Twenty-eight percent of the 1,000 respondents surveyed between April 22 and 25 said they trusted Facebook with their data "not at all."

These must be outlying recalcitrants, surely. Or Google employees. But no. Another 34 percent said they trusted Facebook "not much."

Still, that's only 62 percent of people. That must mean 38 percent of people trust Facebook a lot. Not quite, it seems. An enormous 3 percent trust Facebook "a lot."

That sounds like the perfect relationship, doesn't it? (In case, you're math obsessed, 32 percent said they trusted Facebook "somewhat." Which may have been somewhat polite. And 3 percent were "unsure.")

Facebook declined to comment. However, it's easy to conclude that this poll is a robust condemnation of Facebook's ways.

It isn't. It's a condemnation of ours.

Facebook's attempts to hide its intentions are akin to those of a man in a bank wearing a Bill Clinton mask and holding a gun and a very large bag.

We're the ones who decided to take Facebook's offer of a free space in which we could fool our "friends" into believing that we're happy. We're the ones who enjoy this free space so much that we can barely get off it.

We're the ones who didn't bother thinking about how Facebook was making money. We took it for all it was worth.

We're hardly, therefore, in a position to complain that we don't trust Mark Zuckerberg and his amiably robotic crew.

We answer surveys in ways that make us look and feel better. The truth is, however, that we're slightly indecent hypocrites who fool ourselves into sanctimony.
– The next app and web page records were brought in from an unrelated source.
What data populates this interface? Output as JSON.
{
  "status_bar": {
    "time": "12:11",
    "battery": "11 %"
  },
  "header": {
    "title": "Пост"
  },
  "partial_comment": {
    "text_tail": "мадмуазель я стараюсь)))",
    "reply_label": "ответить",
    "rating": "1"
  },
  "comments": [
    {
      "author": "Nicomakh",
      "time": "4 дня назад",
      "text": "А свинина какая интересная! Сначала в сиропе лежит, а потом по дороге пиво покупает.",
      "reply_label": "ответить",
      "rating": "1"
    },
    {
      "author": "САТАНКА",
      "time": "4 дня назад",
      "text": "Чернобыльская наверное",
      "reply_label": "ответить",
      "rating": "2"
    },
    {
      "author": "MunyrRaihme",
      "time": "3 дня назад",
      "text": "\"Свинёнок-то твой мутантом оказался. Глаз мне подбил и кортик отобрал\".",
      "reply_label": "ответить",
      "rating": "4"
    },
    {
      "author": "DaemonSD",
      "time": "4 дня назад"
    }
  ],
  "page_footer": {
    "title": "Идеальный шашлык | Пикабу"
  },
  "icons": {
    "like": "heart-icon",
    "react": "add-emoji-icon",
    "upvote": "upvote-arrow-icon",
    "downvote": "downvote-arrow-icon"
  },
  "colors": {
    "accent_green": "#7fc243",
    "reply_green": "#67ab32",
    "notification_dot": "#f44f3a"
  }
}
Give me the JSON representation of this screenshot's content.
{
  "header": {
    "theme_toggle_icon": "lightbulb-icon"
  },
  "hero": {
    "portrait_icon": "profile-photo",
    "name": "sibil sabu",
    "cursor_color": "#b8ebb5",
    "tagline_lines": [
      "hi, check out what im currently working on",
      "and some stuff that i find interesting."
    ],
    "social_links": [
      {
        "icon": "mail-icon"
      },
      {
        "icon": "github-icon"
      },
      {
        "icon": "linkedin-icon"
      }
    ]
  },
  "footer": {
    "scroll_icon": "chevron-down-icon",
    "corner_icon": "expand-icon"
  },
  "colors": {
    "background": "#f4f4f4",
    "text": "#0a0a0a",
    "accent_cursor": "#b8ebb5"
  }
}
It may well be that future generations will recoil from the current mass penchant for putting it all out there, no matter that the data will live forever and perhaps come back to nibble on our behinds.

The glorious thing, though, is that with all its AI development and global ubiquity, Facebook will see it coming.